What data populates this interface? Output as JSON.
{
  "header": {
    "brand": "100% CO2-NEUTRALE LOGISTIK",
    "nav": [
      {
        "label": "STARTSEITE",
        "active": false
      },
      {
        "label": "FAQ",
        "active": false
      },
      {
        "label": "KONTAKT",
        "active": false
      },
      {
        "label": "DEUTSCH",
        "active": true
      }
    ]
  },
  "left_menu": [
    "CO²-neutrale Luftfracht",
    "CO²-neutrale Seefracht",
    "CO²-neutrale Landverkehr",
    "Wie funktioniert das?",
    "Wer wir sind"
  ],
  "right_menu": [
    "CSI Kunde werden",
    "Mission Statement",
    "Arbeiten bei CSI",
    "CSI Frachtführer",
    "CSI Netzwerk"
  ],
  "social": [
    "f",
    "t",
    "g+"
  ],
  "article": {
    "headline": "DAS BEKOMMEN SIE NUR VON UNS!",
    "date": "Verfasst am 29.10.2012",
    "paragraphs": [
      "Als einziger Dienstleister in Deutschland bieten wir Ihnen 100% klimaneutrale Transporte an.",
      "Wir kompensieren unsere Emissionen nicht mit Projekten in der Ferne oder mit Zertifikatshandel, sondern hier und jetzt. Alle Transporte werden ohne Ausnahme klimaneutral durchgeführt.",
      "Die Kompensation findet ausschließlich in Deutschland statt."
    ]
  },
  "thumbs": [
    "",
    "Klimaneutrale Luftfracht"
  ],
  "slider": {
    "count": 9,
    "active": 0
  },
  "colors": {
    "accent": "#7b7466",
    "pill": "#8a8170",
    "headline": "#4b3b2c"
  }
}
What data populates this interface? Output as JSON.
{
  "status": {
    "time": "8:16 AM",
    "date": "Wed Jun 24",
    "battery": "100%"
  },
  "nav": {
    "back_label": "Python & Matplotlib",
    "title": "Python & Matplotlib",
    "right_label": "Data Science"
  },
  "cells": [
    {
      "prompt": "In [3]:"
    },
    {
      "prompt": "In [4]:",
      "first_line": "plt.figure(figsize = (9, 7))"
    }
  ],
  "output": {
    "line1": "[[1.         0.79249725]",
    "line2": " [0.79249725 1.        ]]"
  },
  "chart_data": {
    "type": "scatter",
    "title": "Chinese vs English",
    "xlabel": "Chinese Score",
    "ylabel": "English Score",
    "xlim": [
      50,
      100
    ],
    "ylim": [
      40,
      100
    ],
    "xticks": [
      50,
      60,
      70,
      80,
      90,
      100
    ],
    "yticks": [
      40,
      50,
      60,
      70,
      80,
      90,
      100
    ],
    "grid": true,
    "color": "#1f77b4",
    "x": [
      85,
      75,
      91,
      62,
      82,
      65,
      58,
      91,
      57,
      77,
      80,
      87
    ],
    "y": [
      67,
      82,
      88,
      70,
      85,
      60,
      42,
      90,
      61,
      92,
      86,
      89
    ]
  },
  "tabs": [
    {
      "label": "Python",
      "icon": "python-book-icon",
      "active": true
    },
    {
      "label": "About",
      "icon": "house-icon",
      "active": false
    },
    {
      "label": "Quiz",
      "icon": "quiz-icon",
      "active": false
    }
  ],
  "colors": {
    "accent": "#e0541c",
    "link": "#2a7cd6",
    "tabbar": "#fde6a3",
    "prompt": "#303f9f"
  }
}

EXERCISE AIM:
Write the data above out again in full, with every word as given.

TASK SOLUTION:
What data populates this interface? Output as JSON.
{
  "header": {
    "brand": "100% CO2-NEUTRALE LOGISTIK",
    "nav": [
      {
        "label": "STARTSEITE",
        "active": false
      },
      {
        "label": "FAQ",
        "active": false
      },
      {
        "label": "KONTAKT",
        "active": false
      },
      {
        "label": "DEUTSCH",
        "active": true
      }
    ]
  },
  "left_menu": [
    "CO²-neutrale Luftfracht",
    "CO²-neutrale Seefracht",
    "CO²-neutrale Landverkehr",
    "Wie funktioniert das?",
    "Wer wir sind"
  ],
  "right_menu": [
    "CSI Kunde werden",
    "Mission Statement",
    "Arbeiten bei CSI",
    "CSI Frachtführer",
    "CSI Netzwerk"
  ],
  "social": [
    "f",
    "t",
    "g+"
  ],
  "article": {
    "headline": "DAS BEKOMMEN SIE NUR VON UNS!",
    "date": "Verfasst am 29.10.2012",
    "paragraphs": [
      "Als einziger Dienstleister in Deutschland bieten wir Ihnen 100% klimaneutrale Transporte an.",
      "Wir kompensieren unsere Emissionen nicht mit Projekten in der Ferne oder mit Zertifikatshandel, sondern hier und jetzt. Alle Transporte werden ohne Ausnahme klimaneutral durchgeführt.",
      "Die Kompensation findet ausschließlich in Deutschland statt."
    ]
  },
  "thumbs": [
    "",
    "Klimaneutrale Luftfracht"
  ],
  "slider": {
    "count": 9,
    "active": 0
  },
  "colors": {
    "accent": "#7b7466",
    "pill": "#8a8170",
    "headline": "#4b3b2c"
  }
}
What data populates this interface? Output as JSON.
{
  "status": {
    "time": "8:16 AM",
    "date": "Wed Jun 24",
    "battery": "100%"
  },
  "nav": {
    "back_label": "Python & Matplotlib",
    "title": "Python & Matplotlib",
    "right_label": "Data Science"
  },
  "cells": [
    {
      "prompt": "In [3]:"
    },
    {
      "prompt": "In [4]:",
      "first_line": "plt.figure(figsize = (9, 7))"
    }
  ],
  "output": {
    "line1": "[[1.         0.79249725]",
    "line2": " [0.79249725 1.        ]]"
  },
  "chart_data": {
    "type": "scatter",
    "title": "Chinese vs English",
    "xlabel": "Chinese Score",
    "ylabel": "English Score",
    "xlim": [
      50,
      100
    ],
    "ylim": [
      40,
      100
    ],
    "xticks": [
      50,
      60,
      70,
      80,
      90,
      100
    ],
    "yticks": [
      40,
      50,
      60,
      70,
      80,
      90,
      100
    ],
    "grid": true,
    "color": "#1f77b4",
    "x": [
      85,
      75,
      91,
      62,
      82,
      65,
      58,
      91,
      57,
      77,
      80,
      87
    ],
    "y": [
      67,
      82,
      88,
      70,
      85,
      60,
      42,
      90,
      61,
      92,
      86,
      89
    ]
  },
  "tabs": [
    {
      "label": "Python",
      "icon": "python-book-icon",
      "active": true
    },
    {
      "label": "About",
      "icon": "house-icon",
      "active": false
    },
    {
      "label": "Quiz",
      "icon": "quiz-icon",
      "active": false
    }
  ],
  "colors": {
    "accent": "#e0541c",
    "link": "#2a7cd6",
    "tabbar": "#fde6a3",
    "prompt": "#303f9f"
  }
}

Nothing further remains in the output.